Given data:
- - -

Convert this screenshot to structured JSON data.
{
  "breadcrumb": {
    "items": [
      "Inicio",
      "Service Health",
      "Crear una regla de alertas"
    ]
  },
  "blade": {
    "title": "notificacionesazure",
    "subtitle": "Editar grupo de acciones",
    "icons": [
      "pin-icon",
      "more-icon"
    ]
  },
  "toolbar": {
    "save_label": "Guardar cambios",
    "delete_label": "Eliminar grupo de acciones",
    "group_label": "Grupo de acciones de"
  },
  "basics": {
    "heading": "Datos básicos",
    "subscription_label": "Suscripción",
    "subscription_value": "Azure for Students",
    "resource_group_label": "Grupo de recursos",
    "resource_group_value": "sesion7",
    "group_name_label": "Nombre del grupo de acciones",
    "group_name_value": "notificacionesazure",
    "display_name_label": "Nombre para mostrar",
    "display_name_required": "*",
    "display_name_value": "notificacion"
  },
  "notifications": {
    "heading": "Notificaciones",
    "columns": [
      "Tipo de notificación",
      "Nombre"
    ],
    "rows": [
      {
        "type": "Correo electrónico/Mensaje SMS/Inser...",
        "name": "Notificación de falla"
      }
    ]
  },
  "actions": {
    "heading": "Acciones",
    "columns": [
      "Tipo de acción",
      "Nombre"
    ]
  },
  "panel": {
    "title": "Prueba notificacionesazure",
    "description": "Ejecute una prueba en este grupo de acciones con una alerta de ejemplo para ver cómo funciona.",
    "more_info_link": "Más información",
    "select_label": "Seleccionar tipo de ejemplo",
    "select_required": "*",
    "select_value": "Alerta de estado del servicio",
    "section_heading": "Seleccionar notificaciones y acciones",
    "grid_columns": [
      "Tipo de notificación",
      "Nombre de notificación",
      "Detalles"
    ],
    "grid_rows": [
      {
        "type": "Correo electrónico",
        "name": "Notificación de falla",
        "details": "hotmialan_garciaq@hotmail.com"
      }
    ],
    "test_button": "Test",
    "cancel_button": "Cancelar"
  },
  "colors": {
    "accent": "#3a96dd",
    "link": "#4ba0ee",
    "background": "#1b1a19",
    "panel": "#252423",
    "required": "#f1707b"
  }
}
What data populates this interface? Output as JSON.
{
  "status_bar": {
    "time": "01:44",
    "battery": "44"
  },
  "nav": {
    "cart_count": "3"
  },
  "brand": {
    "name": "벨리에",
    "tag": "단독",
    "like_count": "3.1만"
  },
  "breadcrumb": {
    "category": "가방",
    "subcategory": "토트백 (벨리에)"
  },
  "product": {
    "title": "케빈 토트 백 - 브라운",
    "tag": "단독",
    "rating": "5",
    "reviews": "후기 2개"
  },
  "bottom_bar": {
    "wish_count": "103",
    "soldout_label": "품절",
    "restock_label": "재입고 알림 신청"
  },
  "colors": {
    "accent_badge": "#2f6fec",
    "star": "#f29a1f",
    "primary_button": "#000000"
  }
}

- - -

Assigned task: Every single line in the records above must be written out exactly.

Written response:
Convert this screenshot to structured JSON data.
{
  "breadcrumb": {
    "items": [
      "Inicio",
      "Service Health",
      "Crear una regla de alertas"
    ]
  },
  "blade": {
    "title": "notificacionesazure",
    "subtitle": "Editar grupo de acciones",
    "icons": [
      "pin-icon",
      "more-icon"
    ]
  },
  "toolbar": {
    "save_label": "Guardar cambios",
    "delete_label": "Eliminar grupo de acciones",
    "group_label": "Grupo de acciones de"
  },
  "basics": {
    "heading": "Datos básicos",
    "subscription_label": "Suscripción",
    "subscription_value": "Azure for Students",
    "resource_group_label": "Grupo de recursos",
    "resource_group_value": "sesion7",
    "group_name_label": "Nombre del grupo de acciones",
    "group_name_value": "notificacionesazure",
    "display_name_label": "Nombre para mostrar",
    "display_name_required": "*",
    "display_name_value": "notificacion"
  },
  "notifications": {
    "heading": "Notificaciones",
    "columns": [
      "Tipo de notificación",
      "Nombre"
    ],
    "rows": [
      {
        "type": "Correo electrónico/Mensaje SMS/Inser...",
        "name": "Notificación de falla"
      }
    ]
  },
  "actions": {
    "heading": "Acciones",
    "columns": [
      "Tipo de acción",
      "Nombre"
    ]
  },
  "panel": {
    "title": "Prueba notificacionesazure",
    "description": "Ejecute una prueba en este grupo de acciones con una alerta de ejemplo para ver cómo funciona.",
    "more_info_link": "Más información",
    "select_label": "Seleccionar tipo de ejemplo",
    "select_required": "*",
    "select_value": "Alerta de estado del servicio",
    "section_heading": "Seleccionar notificaciones y acciones",
    "grid_columns": [
      "Tipo de notificación",
      "Nombre de notificación",
      "Detalles"
    ],
    "grid_rows": [
      {
        "type": "Correo electrónico",
        "name": "Notificación de falla",
        "details": "hotmialan_garciaq@hotmail.com"
      }
    ],
    "test_button": "Test",
    "cancel_button": "Cancelar"
  },
  "colors": {
    "accent": "#3a96dd",
    "link": "#4ba0ee",
    "background": "#1b1a19",
    "panel": "#252423",
    "required": "#f1707b"
  }
}
What data populates this interface? Output as JSON.
{
  "status_bar": {
    "time": "01:44",
    "battery": "44"
  },
  "nav": {
    "cart_count": "3"
  },
  "brand": {
    "name": "벨리에",
    "tag": "단독",
    "like_count": "3.1만"
  },
  "breadcrumb": {
    "category": "가방",
    "subcategory": "토트백 (벨리에)"
  },
  "product": {
    "title": "케빈 토트 백 - 브라운",
    "tag": "단독",
    "rating": "5",
    "reviews": "후기 2개"
  },
  "bottom_bar": {
    "wish_count": "103",
    "soldout_label": "품절",
    "restock_label": "재입고 알림 신청"
  },
  "colors": {
    "accent_badge": "#2f6fec",
    "star": "#f29a1f",
    "primary_button": "#000000"
  }
}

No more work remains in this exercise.